■ TASK REQUIREMENTS: Read through the listing and copy every line that contains the word "perfil".

■ MATERIAL PROVIDED:
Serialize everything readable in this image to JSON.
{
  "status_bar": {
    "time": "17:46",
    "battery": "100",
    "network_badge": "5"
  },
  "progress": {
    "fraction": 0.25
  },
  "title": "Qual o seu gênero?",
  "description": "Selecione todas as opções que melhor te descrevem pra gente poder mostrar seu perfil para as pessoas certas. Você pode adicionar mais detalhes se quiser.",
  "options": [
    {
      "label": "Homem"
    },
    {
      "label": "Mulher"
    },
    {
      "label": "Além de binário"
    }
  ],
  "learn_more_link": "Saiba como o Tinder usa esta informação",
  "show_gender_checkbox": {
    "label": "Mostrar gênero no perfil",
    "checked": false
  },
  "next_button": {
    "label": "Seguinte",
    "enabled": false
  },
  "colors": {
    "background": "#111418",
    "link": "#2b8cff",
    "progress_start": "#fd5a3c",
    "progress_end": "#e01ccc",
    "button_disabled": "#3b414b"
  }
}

■ ANSWER:
  "description": "Selecione todas as opções que melhor te descrevem pra gente poder mostrar seu perfil para as pessoas certas. Você pode adicionar mais detalhes se quiser.",
    "label": "Mostrar gênero no perfil",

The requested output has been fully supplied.